    07/26/2002
    on 7/26/02.

    NBC (7/25, story 5, Brokaw) reports, "In the midst of summer vacation when kids are taking a break from textbooks, a battle over those books is at a boiling point now in Texas. At issue, whether the books slant the truth. And the outcome could affect what your kids end up reading come homework time." NBC (Tibbles) adds, "What you're watching is a debate over what high school students in Texas should be reading in school." For "years, conservative groups have complained many books contain a liberal slant." Chris Patterson of Texas Public Policy Foundation was shown saying, "There is still the political correctness and the whitewashing and the bleaching of our history that needs to be addressed." NBC adds, "What kinds of things do they want changed? According to the foundation, one high school history book says - 'The Kennedy brothers played key roles in the civil rights movement.' The criticism - 'This is excessive, as they spent as much time frustrating it as helping.' Another example? 'Tourists and fur traders shot buffalo for sport.' The criticism - 'Once equipped with repeating weapons, plains Indians overhunted and engaged in hunting for the sport of it as well.' So, why is this important in the $4.5 billion textbook industry? Because Texas is the second largest buyer in the country. So whatever books the Texas school board approves, will likely wind up being used in classrooms from Alaska to Arkansas.
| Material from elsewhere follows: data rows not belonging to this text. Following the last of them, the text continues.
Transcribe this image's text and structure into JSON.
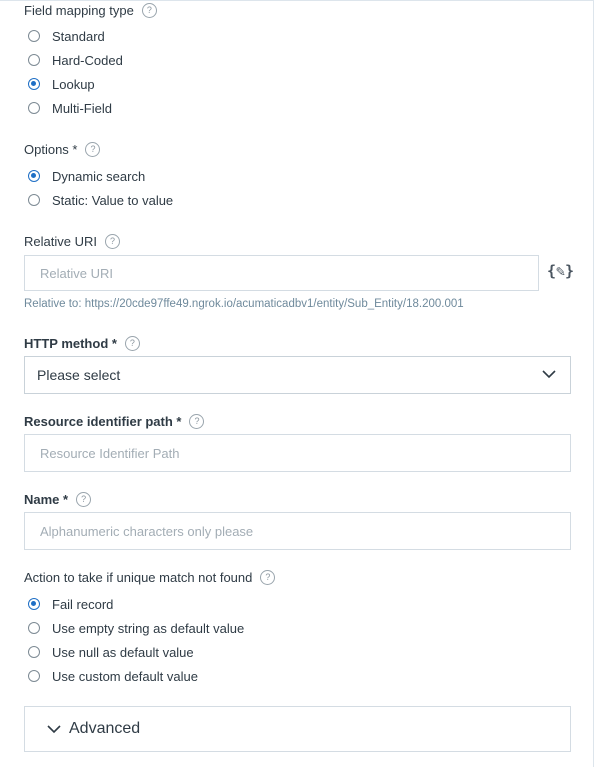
{
  "field_mapping_type": {
    "label": "Field mapping type",
    "help": "?",
    "options": [
      "Standard",
      "Hard-Coded",
      "Lookup",
      "Multi-Field"
    ],
    "selected": "Lookup"
  },
  "options": {
    "label": "Options *",
    "help": "?",
    "choices": [
      "Dynamic search",
      "Static: Value to value"
    ],
    "selected": "Dynamic search"
  },
  "relative_uri": {
    "label": "Relative URI",
    "help": "?",
    "placeholder": "Relative URI",
    "variable_icon": "{✎}",
    "hint": "Relative to: https://20cde97ffe49.ngrok.io/acumaticadbv1/entity/Sub_Entity/18.200.001"
  },
  "http_method": {
    "label": "HTTP method *",
    "help": "?",
    "value": "Please select"
  },
  "resource_identifier_path": {
    "label": "Resource identifier path *",
    "help": "?",
    "placeholder": "Resource Identifier Path"
  },
  "name": {
    "label": "Name *",
    "help": "?",
    "placeholder": "Alphanumeric characters only please"
  },
  "unique_match": {
    "label": "Action to take if unique match not found",
    "help": "?",
    "options": [
      "Fail record",
      "Use empty string as default value",
      "Use null as default value",
      "Use custom default value"
    ],
    "selected": "Fail record"
  },
  "advanced": {
    "label": "Advanced"
  },
  "colors": {
    "accent": "#1f6fc5",
    "text": "#2f3b45",
    "hint": "#6f8a9c",
    "border": "#d4dce3"
  }
}
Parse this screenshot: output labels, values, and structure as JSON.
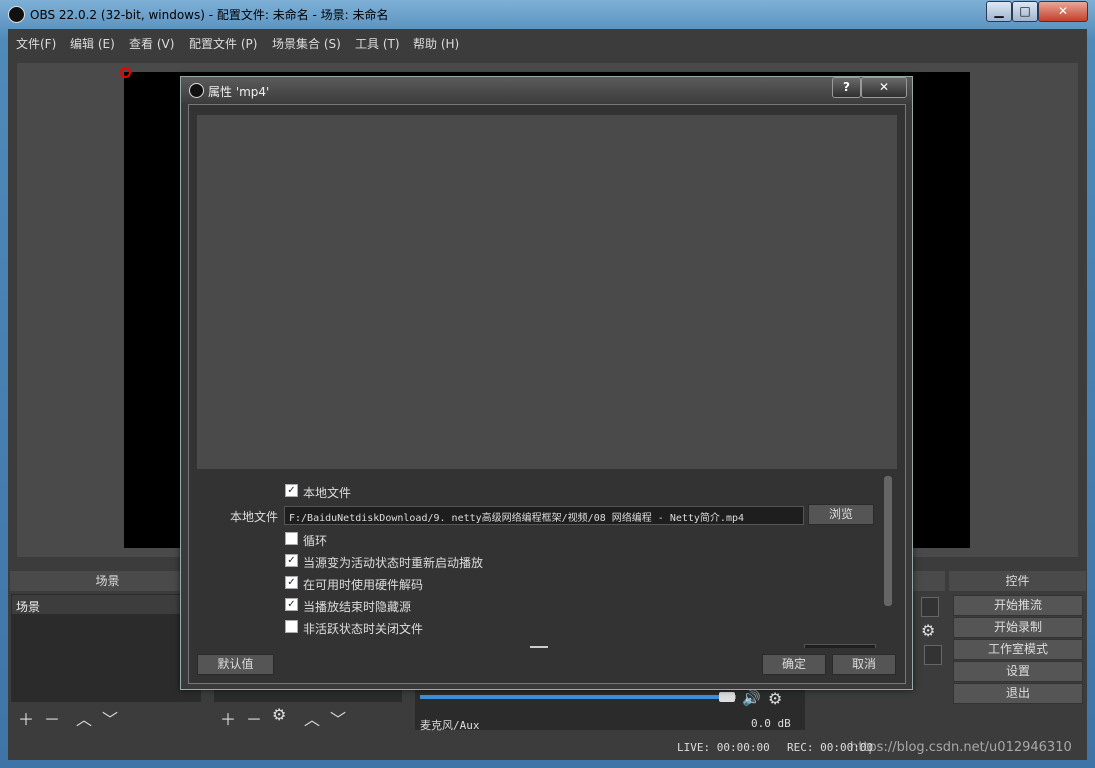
{
  "window": {
    "title": "OBS 22.0.2 (32-bit, windows) - 配置文件: 未命名 - 场景: 未命名",
    "min_glyph": "▁",
    "max_glyph": "□",
    "close_glyph": "✕"
  },
  "menu": [
    "文件(F)",
    "编辑 (E)",
    "查看 (V)",
    "配置文件 (P)",
    "场景集合 (S)",
    "工具 (T)",
    "帮助 (H)"
  ],
  "docks": {
    "scenes_title": "场景",
    "scene_items": [
      "场景"
    ],
    "controls_title": "控件",
    "controls": [
      "开始推流",
      "开始录制",
      "工作室模式",
      "设置",
      "退出"
    ],
    "audio_source": "麦克风/Aux",
    "audio_level": "0.0 dB",
    "audio_volume_fraction": 1.0
  },
  "statusbar": {
    "live": "LIVE: 00:00:00",
    "rec": "REC: 00:00:00",
    "watermark": "https://blog.csdn.net/u012946310"
  },
  "dialog": {
    "title": "属性 'mp4'",
    "help_glyph": "?",
    "close_glyph": "✕",
    "local_file_check": "本地文件",
    "local_file_label": "本地文件",
    "local_file_value": "F:/BaiduNetdiskDownload/9. netty高级网络编程框架/视频/08 网络编程 - Netty简介.mp4",
    "browse": "浏览",
    "options": [
      {
        "label": "循环",
        "checked": false
      },
      {
        "label": "当源变为活动状态时重新启动播放",
        "checked": true
      },
      {
        "label": "在可用时使用硬件解码",
        "checked": true
      },
      {
        "label": "当播放结束时隐藏源",
        "checked": true
      },
      {
        "label": "非活跃状态时关闭文件",
        "checked": false
      }
    ],
    "defaults": "默认值",
    "ok": "确定",
    "cancel": "取消"
  }
}
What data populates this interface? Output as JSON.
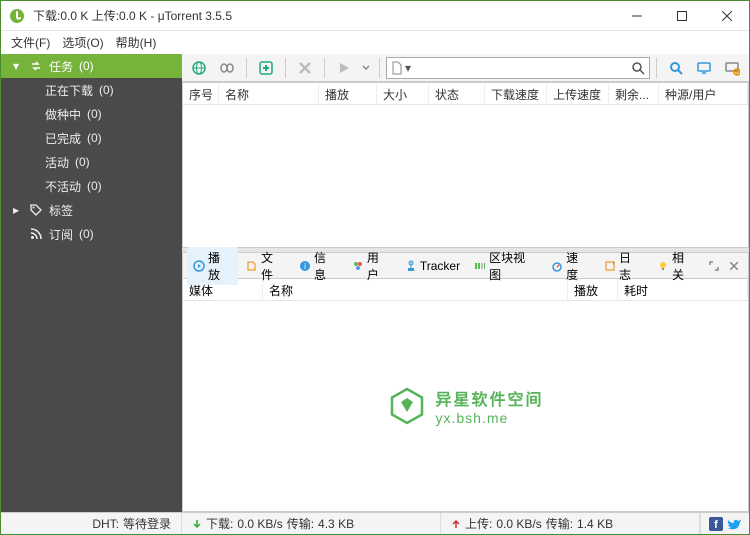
{
  "window": {
    "title": "下载:0.0 K 上传:0.0 K - μTorrent 3.5.5"
  },
  "menubar": {
    "file": "文件(F)",
    "options": "选项(O)",
    "help": "帮助(H)"
  },
  "sidebar": {
    "tasks": {
      "label": "任务",
      "count": "(0)"
    },
    "downloading": {
      "label": "正在下载",
      "count": "(0)"
    },
    "seeding": {
      "label": "做种中",
      "count": "(0)"
    },
    "completed": {
      "label": "已完成",
      "count": "(0)"
    },
    "active": {
      "label": "活动",
      "count": "(0)"
    },
    "inactive": {
      "label": "不活动",
      "count": "(0)"
    },
    "labels": {
      "label": "标签"
    },
    "feeds": {
      "label": "订阅",
      "count": "(0)"
    }
  },
  "columns": {
    "num": "序号",
    "name": "名称",
    "play": "播放",
    "size": "大小",
    "status": "状态",
    "downspeed": "下载速度",
    "upspeed": "上传速度",
    "remain": "剩余...",
    "seeds": "种源/用户"
  },
  "detail_tabs": {
    "play": "播放",
    "files": "文件",
    "info": "信息",
    "peers": "用户",
    "tracker": "Tracker",
    "pieces": "区块视图",
    "speed": "速度",
    "log": "日志",
    "related": "相关"
  },
  "detail_columns": {
    "media": "媒体",
    "name": "名称",
    "play": "播放",
    "duration": "耗时"
  },
  "watermark": {
    "line1": "异星软件空间",
    "line2": "yx.bsh.me"
  },
  "status": {
    "dht_label": "DHT:",
    "dht_value": "等待登录",
    "down_label": "下载:",
    "down_speed": "0.0 KB/s",
    "down_trans_label": "传输:",
    "down_trans": "4.3 KB",
    "up_label": "上传:",
    "up_speed": "0.0 KB/s",
    "up_trans_label": "传输:",
    "up_trans": "1.4 KB"
  }
}
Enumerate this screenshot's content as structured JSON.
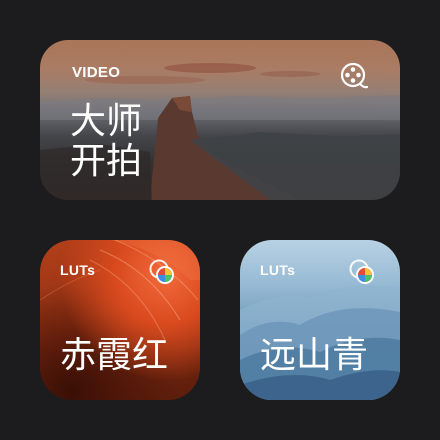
{
  "widgets": {
    "video": {
      "tag": "VIDEO",
      "title_line1": "大师",
      "title_line2": "开拍",
      "icon": "film-reel-icon"
    },
    "lut_red": {
      "tag": "LUTs",
      "title": "赤霞红",
      "icon": "color-palette-icon"
    },
    "lut_blue": {
      "tag": "LUTs",
      "title": "远山青",
      "icon": "color-palette-icon"
    }
  },
  "colors": {
    "background": "#1c1c1e",
    "red_accent": "#d94a1e",
    "blue_accent": "#6e98ba",
    "text": "#ffffff"
  }
}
But critics of these groups charge them with hijacking the text in the textbooks." Samantha Smoot of the Texas Freedom Network was shown saying, "What the right wing would like to do when it comes to history textbooks is essentially stop the clock at 1950." NBC adds, "Dr. Dan Chiras had his advanced science textbook rejected because it stated, among other things, that 'over 100 million Americans are breathing unhealthy air.' The Texas public policy foundation called that an exaggeration, misleading and 'shocking vitriol against Western civilization.'" Chiras was shown saying, "Even though the opposing viewpoints were often presented as well, they disagreed with those, and then went on a witch hunt to find -- basically burn this book at the stake." NBC adds, "The Foundation also succeeded in having this line removed from another altogether. 'Most experts on global warming feel that immediate action should be taken to curb global warming.' But these groups say all they want is for kids to get the best education possible." Peggy Venable of Texas Citizens for a Sound Economy was shown saying, "Isn't it ludicrous that when parents and citizens get involved, review textbooks and testify on concerns they have, that a group wants to call it censorship?" NBC adds, "A heated debate that raises the question -- how much influence should politics have in the education of millions of American children?"